Sequences might also be a good way to describe the career of Klearchos Loukopoulos who has two works in Athens First Cemetery. He was as multi-faceted an artist as Leonardo, almost as if his mind was too fertile to settle down and plough one particular artistic field. First came drawing lessons, then Law School concurrently with drama study at the National Theatre of Greece and music at the National Conservatory of Athens, all before he finally settled on life as a visual artist. He studied painting and drawing before finally setting up his first sculpting studio in 1939! During this long process of becoming, he got to know some of the great Greek painters like Yiannis Morales, Yiannis Tsarouchis, and Nikos Hatzikyriakos-Gkikas, along with architects the likes of Demitris Pikionis. It was a wonderful era to be a Greek artist.
Hard at work in 1973
We first came across his work in the First Cemetery.
Plaza, Number 83
In bronze, rather than the more usual marble, it depicts actress MarikaKotopouli as Iphigenia and was commissioned by her husband Georgios Helmi in 1960. I did not particularly like it, truth to tell. I don’t know if the fact that it was apparently originally gilded would have helped. (1)
Of course I looked him up and I was surprised to discover that he was not only one of the pioneers of abstract sculpture in Greece, but that his artistic oeuvre is just breathtaking – not bad for a child who was born in one of the more remote villages of Aetolia in western Greece.
The plain of Thermon, as painted by Maleas in 1921
In 1963 he was chosen for the International Art Critics Award Greek Division, 1966 saw him again at the Venice Biennale, and 1971 saw him awarded a Ford Foundation Scholarship.

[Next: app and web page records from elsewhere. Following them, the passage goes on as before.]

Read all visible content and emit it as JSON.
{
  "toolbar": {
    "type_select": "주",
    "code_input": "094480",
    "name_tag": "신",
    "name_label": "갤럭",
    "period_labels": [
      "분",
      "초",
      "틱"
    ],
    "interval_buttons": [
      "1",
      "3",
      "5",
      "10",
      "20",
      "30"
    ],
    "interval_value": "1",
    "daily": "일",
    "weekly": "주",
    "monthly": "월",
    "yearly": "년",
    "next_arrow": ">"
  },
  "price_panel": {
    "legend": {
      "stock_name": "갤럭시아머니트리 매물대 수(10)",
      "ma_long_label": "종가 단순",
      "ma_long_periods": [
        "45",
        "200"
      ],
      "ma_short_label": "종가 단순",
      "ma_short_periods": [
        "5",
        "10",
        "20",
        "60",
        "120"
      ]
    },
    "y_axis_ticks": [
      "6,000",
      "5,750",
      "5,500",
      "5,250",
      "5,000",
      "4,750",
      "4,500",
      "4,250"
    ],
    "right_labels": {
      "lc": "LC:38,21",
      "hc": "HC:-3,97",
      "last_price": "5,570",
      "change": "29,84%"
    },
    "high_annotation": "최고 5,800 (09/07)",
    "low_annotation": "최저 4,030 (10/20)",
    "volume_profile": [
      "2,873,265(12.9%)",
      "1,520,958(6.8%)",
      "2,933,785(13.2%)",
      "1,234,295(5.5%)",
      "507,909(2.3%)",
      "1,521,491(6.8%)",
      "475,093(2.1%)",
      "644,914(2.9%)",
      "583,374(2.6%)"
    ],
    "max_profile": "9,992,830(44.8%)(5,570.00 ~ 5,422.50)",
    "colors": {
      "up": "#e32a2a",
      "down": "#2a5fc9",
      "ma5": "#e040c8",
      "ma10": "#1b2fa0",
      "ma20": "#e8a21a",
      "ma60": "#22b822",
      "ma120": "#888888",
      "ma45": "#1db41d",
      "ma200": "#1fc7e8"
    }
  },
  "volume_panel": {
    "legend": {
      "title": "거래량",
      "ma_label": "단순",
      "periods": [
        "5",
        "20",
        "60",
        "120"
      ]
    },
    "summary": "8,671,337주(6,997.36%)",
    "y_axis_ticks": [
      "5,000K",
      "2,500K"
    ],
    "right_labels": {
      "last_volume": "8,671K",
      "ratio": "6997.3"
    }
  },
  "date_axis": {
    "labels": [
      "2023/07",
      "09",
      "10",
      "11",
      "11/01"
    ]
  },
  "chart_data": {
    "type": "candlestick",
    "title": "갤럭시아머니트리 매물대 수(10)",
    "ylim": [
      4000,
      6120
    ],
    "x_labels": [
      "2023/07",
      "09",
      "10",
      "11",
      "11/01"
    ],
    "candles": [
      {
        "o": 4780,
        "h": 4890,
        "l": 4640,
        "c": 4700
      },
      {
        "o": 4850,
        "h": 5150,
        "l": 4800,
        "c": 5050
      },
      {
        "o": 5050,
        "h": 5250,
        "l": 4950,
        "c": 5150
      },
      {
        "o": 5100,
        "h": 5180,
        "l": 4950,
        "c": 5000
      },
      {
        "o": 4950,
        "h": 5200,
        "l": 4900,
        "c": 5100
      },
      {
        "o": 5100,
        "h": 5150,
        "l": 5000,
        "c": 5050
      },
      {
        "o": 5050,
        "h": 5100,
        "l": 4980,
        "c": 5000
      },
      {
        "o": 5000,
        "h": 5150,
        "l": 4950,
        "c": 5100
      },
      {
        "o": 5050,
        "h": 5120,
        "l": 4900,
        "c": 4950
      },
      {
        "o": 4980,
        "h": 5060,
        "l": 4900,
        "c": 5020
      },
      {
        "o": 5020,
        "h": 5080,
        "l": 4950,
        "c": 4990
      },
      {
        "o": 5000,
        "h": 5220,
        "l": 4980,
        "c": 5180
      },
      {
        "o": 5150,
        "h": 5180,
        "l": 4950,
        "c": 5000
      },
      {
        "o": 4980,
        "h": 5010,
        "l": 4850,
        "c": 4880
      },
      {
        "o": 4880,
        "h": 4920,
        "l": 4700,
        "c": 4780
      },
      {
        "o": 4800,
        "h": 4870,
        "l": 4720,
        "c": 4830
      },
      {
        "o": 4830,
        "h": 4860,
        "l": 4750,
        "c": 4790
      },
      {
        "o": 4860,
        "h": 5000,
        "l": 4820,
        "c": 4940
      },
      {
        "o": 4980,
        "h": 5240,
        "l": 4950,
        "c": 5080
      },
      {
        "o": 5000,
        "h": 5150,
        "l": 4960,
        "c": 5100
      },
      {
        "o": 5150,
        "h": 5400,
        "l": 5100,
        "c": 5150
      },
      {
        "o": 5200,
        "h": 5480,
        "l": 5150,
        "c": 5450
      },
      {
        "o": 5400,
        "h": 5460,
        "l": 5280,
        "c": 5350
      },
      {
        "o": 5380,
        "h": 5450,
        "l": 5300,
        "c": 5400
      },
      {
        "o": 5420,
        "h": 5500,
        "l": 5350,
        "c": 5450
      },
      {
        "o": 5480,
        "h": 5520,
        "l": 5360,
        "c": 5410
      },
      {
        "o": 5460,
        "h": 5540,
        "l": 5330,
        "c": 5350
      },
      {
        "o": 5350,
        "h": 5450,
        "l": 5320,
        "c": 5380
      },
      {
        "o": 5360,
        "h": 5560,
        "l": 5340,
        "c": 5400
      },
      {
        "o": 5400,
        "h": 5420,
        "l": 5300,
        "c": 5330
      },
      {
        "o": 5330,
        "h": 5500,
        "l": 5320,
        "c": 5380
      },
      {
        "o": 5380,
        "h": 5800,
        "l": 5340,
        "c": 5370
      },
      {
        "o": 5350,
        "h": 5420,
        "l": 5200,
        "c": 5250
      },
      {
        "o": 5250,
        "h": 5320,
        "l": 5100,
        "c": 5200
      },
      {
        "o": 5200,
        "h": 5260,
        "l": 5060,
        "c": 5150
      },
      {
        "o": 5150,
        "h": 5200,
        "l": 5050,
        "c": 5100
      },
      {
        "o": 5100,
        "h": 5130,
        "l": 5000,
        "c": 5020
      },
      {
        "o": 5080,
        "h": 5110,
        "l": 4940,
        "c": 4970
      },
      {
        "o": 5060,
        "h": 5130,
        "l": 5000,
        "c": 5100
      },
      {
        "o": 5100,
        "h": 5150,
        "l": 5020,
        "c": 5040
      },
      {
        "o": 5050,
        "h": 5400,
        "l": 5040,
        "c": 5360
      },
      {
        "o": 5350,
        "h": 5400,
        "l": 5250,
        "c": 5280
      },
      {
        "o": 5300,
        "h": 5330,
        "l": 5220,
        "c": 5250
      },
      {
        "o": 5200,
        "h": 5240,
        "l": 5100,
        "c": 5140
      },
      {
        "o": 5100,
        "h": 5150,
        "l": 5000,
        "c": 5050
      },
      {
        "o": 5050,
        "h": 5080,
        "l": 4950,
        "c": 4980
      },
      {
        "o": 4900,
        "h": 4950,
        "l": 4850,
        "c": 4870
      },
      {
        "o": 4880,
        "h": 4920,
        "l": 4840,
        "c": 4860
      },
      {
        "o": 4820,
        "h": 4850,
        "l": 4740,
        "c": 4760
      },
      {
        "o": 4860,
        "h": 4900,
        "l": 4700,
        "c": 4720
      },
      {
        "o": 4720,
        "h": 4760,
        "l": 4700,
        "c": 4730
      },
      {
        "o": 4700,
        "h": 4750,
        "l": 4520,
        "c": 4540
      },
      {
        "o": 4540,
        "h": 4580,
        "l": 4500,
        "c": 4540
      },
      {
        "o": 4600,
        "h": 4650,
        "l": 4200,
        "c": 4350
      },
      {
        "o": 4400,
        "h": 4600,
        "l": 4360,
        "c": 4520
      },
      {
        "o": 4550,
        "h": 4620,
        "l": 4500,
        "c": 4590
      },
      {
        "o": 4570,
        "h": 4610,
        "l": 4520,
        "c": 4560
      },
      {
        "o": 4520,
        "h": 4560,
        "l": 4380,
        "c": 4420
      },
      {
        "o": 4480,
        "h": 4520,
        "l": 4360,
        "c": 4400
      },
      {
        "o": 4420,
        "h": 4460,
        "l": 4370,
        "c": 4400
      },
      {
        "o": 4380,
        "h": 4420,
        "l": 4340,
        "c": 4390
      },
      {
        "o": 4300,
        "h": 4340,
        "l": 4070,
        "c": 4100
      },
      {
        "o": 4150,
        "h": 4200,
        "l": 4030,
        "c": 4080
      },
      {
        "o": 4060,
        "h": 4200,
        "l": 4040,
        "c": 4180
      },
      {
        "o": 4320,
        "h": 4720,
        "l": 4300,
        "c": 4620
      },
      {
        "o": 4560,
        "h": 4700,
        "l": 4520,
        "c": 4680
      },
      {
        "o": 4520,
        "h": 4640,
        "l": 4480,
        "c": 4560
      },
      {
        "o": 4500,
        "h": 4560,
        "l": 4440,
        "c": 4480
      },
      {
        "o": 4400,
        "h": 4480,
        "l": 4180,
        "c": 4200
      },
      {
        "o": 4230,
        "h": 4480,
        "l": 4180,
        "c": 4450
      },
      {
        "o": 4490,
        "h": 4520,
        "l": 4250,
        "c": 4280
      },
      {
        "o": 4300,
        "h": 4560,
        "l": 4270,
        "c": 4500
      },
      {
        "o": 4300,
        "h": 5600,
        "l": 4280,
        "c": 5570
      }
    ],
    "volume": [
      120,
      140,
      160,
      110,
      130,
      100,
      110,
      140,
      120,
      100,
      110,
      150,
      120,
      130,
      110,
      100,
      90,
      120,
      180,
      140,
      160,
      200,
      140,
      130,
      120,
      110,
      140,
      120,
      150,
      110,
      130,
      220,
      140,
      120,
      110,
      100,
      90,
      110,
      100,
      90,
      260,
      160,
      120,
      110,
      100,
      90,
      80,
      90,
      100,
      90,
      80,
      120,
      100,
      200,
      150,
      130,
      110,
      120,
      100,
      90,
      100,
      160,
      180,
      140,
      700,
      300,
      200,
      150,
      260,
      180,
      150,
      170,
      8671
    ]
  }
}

In 1972 the Greek Military Junta wanted to award him the National Excellence Art Award but he declined because of the dictatorship.
Over the years he showed his work in Greece, France, The United States, the United Kingdom, Japan, and Cyprus, and wrote many articles about art.

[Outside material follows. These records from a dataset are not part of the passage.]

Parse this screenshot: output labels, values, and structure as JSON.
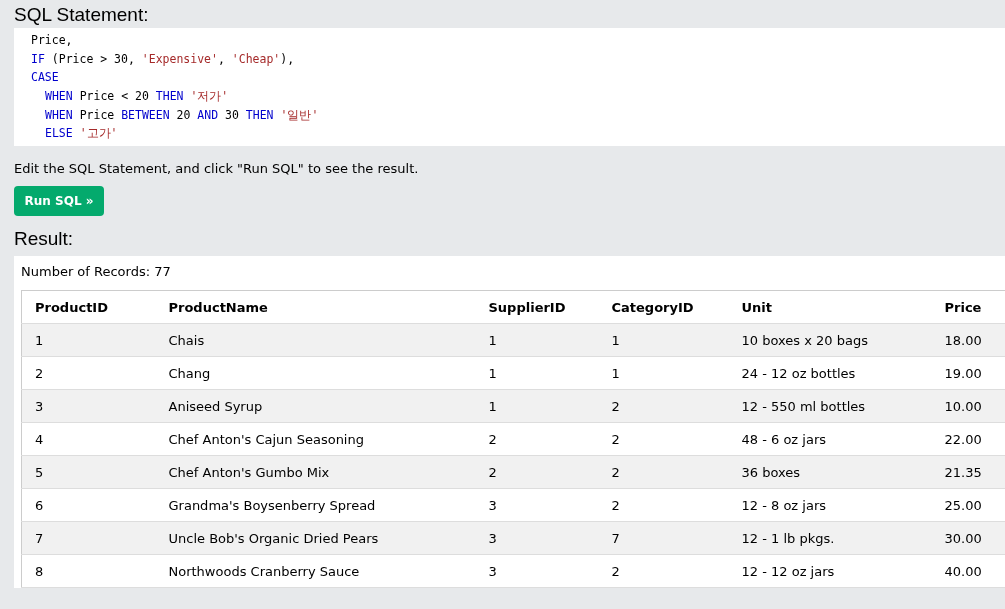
{
  "sql_heading": "SQL Statement:",
  "code_lines": [
    {
      "tokens": [
        {
          "kind": "plain",
          "text": "Price,"
        }
      ]
    },
    {
      "tokens": [
        {
          "kind": "keyword",
          "text": "IF"
        },
        {
          "kind": "plain",
          "text": " (Price > 30, "
        },
        {
          "kind": "string",
          "text": "'Expensive'"
        },
        {
          "kind": "plain",
          "text": ", "
        },
        {
          "kind": "string",
          "text": "'Cheap'"
        },
        {
          "kind": "plain",
          "text": "),"
        }
      ]
    },
    {
      "tokens": [
        {
          "kind": "keyword",
          "text": "CASE"
        }
      ],
      "children": [
        {
          "tokens": [
            {
              "kind": "keyword",
              "text": "WHEN"
            },
            {
              "kind": "plain",
              "text": " Price < 20 "
            },
            {
              "kind": "keyword",
              "text": "THEN "
            },
            {
              "kind": "string",
              "text": "'저가'"
            }
          ]
        },
        {
          "tokens": [
            {
              "kind": "keyword",
              "text": "WHEN"
            },
            {
              "kind": "plain",
              "text": " Price "
            },
            {
              "kind": "keyword",
              "text": "BETWEEN"
            },
            {
              "kind": "plain",
              "text": " 20 "
            },
            {
              "kind": "keyword",
              "text": "AND"
            },
            {
              "kind": "plain",
              "text": " 30 "
            },
            {
              "kind": "keyword",
              "text": "THEN "
            },
            {
              "kind": "string",
              "text": "'일반'"
            }
          ]
        },
        {
          "tokens": [
            {
              "kind": "keyword",
              "text": "ELSE "
            },
            {
              "kind": "string",
              "text": "'고가'"
            }
          ]
        }
      ]
    }
  ],
  "instruction": "Edit the SQL Statement, and click \"Run SQL\" to see the result.",
  "run_button": "Run SQL »",
  "result_heading": "Result:",
  "record_count": "Number of Records: 77",
  "table": {
    "columns": [
      "ProductID",
      "ProductName",
      "SupplierID",
      "CategoryID",
      "Unit",
      "Price"
    ],
    "rows": [
      [
        "1",
        "Chais",
        "1",
        "1",
        "10 boxes x 20 bags",
        "18.00"
      ],
      [
        "2",
        "Chang",
        "1",
        "1",
        "24 - 12 oz bottles",
        "19.00"
      ],
      [
        "3",
        "Aniseed Syrup",
        "1",
        "2",
        "12 - 550 ml bottles",
        "10.00"
      ],
      [
        "4",
        "Chef Anton's Cajun Seasoning",
        "2",
        "2",
        "48 - 6 oz jars",
        "22.00"
      ],
      [
        "5",
        "Chef Anton's Gumbo Mix",
        "2",
        "2",
        "36 boxes",
        "21.35"
      ],
      [
        "6",
        "Grandma's Boysenberry Spread",
        "3",
        "2",
        "12 - 8 oz jars",
        "25.00"
      ],
      [
        "7",
        "Uncle Bob's Organic Dried Pears",
        "3",
        "7",
        "12 - 1 lb pkgs.",
        "30.00"
      ],
      [
        "8",
        "Northwoods Cranberry Sauce",
        "3",
        "2",
        "12 - 12 oz jars",
        "40.00"
      ]
    ]
  }
}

In 1976 he joined the Group for Communication and education in Art and was its president for four years.
He remained active and inventive into his 80s, experimenting with materials such as polystyrene, zinc and wax – a renaissance man to the end!
: Ethniki Aminas.

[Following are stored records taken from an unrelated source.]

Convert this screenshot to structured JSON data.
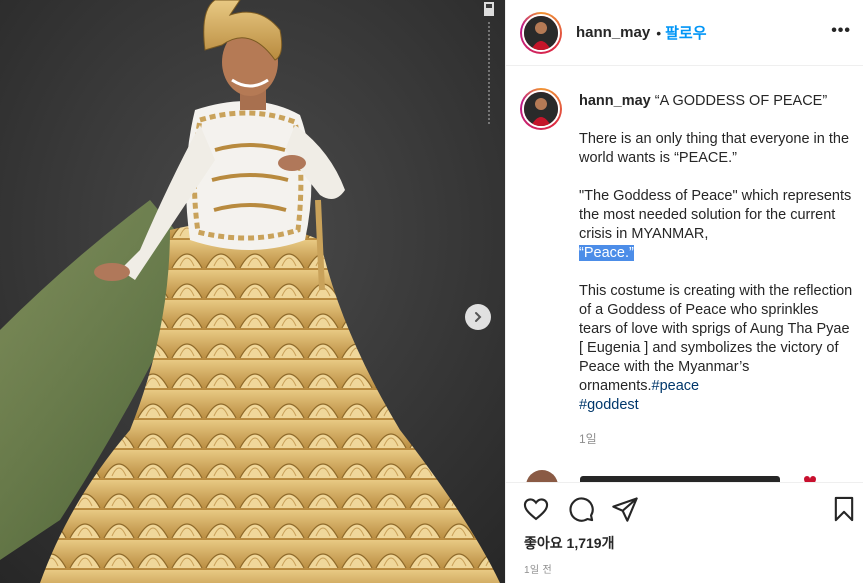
{
  "post": {
    "username": "hann_may",
    "follow_label": "팔로우",
    "dot": "•",
    "more_label": "•••"
  },
  "caption": {
    "username": "hann_may",
    "title": "“A GODDESS OF PEACE”",
    "para1": "There is an only thing that everyone in the world wants is “PEACE.”",
    "para2": "\"The Goddess of Peace\" which represents the most needed solution for the current crisis in MYANMAR,",
    "para2_highlight": "“Peace.”",
    "para3": "This costume is creating with the reflection of a Goddess of Peace who sprinkles tears of love with sprigs of Aung Tha Pyae [ Eugenia ] and symbolizes the victory of Peace with the Myanmar’s ornaments.",
    "hashtag1": "#peace",
    "hashtag2": "#goddest",
    "time_ago": "1일"
  },
  "actions": {
    "like_icon": "heart-icon",
    "comment_icon": "comment-icon",
    "share_icon": "send-icon",
    "save_icon": "bookmark-icon",
    "likes_text": "좋아요 1,719개",
    "post_time": "1일 전"
  },
  "colors": {
    "link_blue": "#0095f6",
    "hashtag": "#00376b",
    "highlight": "#4c8de8",
    "muted": "#8e8e8e"
  }
}
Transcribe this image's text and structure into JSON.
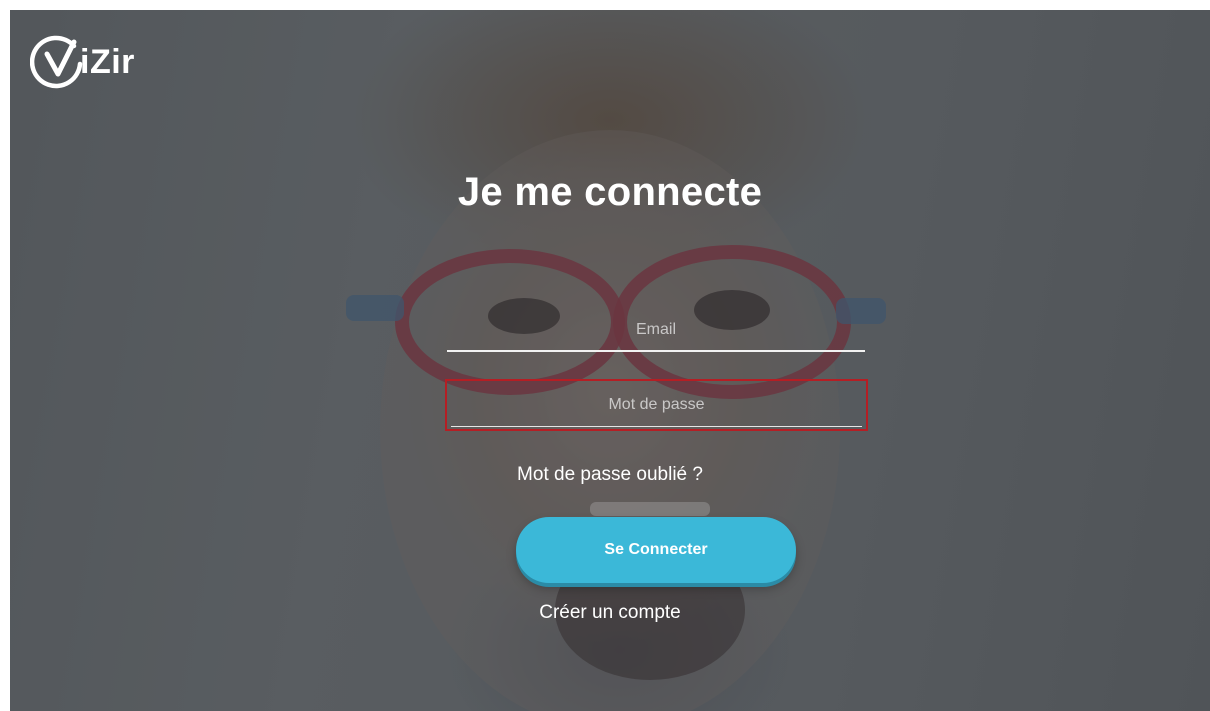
{
  "brand": {
    "name": "iZir",
    "mark_letter": "V",
    "logo_color": "#ffffff"
  },
  "login": {
    "title": "Je me connecte",
    "email_placeholder": "Email",
    "email_value": "",
    "password_placeholder": "Mot de passe",
    "password_value": "",
    "forgot_label": "Mot de passe oublié ?",
    "connect_label": "Se Connecter",
    "create_account_label": "Créer un compte"
  },
  "colors": {
    "accent_button": "#3bb8d8",
    "error_border": "#b51e24",
    "text": "#ffffff"
  },
  "icons": {
    "logo": "vizir-logo-icon"
  }
}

(1) I was not the only person underwhelmed by Marika’s statue. Set designer Georgios Anemoyianni who had belonged to Marika’s troupe wrote that he felt depressed whenever he visited her grave because he felt it had been violated. He was unhappy with the use of metal apparently.
Άλσος Ελληνικού Στρατού, Γουδί